As this is a big organization with many nodes I can see why they choose a public IP over a private IP for nodes on the private network.. These addresses would technically never be Illegal addresses as they are assigned by InterNIC to just this organization.

So, why go through the expense of registering all those IP addresses when there is a NAT in use (probably for most of the private addresses)..?

share|improve this question

closed as not constructive by Brad Patton, Tog, 8088, Hennes, davidgo May 10 '13 at 8:43

As it currently stands, this question is not a good fit for our Q&A format. We expect answers to be supported by facts, references, or expertise, but this question will likely solicit debate, arguments, polling, or extended discussion. If you feel that this question can be improved and possibly reopened, visit the help center for guidance.If this question can be reworded to fit the rules in the help center, please edit the question.

I guess the solution followed by this organization is not a 'best practice' and so was too specific to be helpful to the general audience.
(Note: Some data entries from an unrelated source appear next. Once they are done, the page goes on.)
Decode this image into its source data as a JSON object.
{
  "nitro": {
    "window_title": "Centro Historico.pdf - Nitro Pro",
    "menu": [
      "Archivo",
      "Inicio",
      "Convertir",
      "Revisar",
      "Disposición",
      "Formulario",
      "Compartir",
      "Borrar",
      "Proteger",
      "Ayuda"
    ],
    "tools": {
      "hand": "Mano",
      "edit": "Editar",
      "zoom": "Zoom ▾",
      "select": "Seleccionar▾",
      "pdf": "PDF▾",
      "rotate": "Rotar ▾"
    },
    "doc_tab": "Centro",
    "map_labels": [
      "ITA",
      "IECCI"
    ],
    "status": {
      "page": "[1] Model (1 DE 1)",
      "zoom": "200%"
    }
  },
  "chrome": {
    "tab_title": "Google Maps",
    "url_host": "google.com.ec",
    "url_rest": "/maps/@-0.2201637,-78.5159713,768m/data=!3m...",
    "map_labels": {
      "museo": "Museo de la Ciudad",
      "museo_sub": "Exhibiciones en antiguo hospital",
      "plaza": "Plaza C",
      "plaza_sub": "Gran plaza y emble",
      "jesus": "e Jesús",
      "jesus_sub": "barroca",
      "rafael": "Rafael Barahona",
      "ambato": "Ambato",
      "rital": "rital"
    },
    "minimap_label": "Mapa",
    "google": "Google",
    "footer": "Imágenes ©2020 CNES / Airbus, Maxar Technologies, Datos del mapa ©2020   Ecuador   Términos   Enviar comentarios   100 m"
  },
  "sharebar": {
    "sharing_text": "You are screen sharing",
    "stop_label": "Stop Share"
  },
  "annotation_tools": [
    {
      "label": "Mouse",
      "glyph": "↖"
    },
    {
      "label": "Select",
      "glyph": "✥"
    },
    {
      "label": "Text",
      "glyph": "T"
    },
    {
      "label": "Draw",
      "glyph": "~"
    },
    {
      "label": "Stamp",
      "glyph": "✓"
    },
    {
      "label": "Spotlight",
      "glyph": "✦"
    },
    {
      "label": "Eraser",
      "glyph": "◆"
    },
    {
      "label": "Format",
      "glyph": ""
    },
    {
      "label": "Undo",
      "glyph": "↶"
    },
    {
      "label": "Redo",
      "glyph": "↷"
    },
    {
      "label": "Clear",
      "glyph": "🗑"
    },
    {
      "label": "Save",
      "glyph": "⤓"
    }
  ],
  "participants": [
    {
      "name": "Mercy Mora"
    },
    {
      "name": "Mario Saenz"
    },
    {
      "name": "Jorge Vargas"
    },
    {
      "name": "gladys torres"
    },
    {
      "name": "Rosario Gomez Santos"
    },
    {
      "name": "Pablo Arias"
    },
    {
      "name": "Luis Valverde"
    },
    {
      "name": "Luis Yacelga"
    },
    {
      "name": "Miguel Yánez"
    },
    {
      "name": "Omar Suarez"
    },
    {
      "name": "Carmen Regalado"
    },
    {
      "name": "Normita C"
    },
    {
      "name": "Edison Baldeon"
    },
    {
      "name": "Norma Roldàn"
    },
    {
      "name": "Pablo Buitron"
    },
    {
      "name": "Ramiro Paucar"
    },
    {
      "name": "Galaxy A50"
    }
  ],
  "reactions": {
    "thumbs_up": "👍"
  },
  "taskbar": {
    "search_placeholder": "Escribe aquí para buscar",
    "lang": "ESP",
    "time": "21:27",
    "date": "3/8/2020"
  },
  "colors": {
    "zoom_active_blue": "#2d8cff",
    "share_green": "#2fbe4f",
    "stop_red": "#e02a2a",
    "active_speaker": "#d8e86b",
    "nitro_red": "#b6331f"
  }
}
I guess that's why this question has been closed, but the below discuss has partially answered by question so its cool. Thanks! – Kent Pawar May 10 '13 at 9:21

You don't have to register them all. You can lease a block of address. Before natting companies would purchase entire blocks of IP addresses. Then one day we realized we were running out and we started using NAT. Now it's hard to purchase an entire block of addresses. The military and some big corporations use class A address blocks. You can get over 16 million hosts out of a Class A.

share|improve this answer
Thanks @Jason - but since this organization has already leased a large set of Public IPs, I am trying to figure out why it is more convenient to do so even though there is a burden of cost..? – Kent Pawar May 9 '13 at 14:22
Balance the cost with the risk of changing things as well the chance to successfully acquire 'real' IP later on and you might have part of the answer. A potential second reason is that someone ordered them to use NAT 'for security' (even though NAT really is not designed for that and proper firewall rules would work just as well and with less headaches). – Hennes May 9 '13 at 18:08
Thanks @Hennes - so basically they won't have to worry about making a host a edge as it already has a Public IP and NAT along with the firewall hides the rest of the host and possibly prevents all inbound connections initiated by host outside the network. – Kent Pawar May 10 '13 at 9:19
Kind of. You still wouldn't want to put a host on the edge of the net even if it has its own firewall. IF I'm reading your statement right. You would still want an enterprise level firewall and one place for all your inbound and outbound traffic to flow. That way you still have some place to monitor everything. Just like Hennes said, NAT isn't for security, it was to fix our limited IPv4 space issue. – Jason H May 10 '13 at 10:18

Not the answer you're looking for? Browse other questions tagged or ask your own question.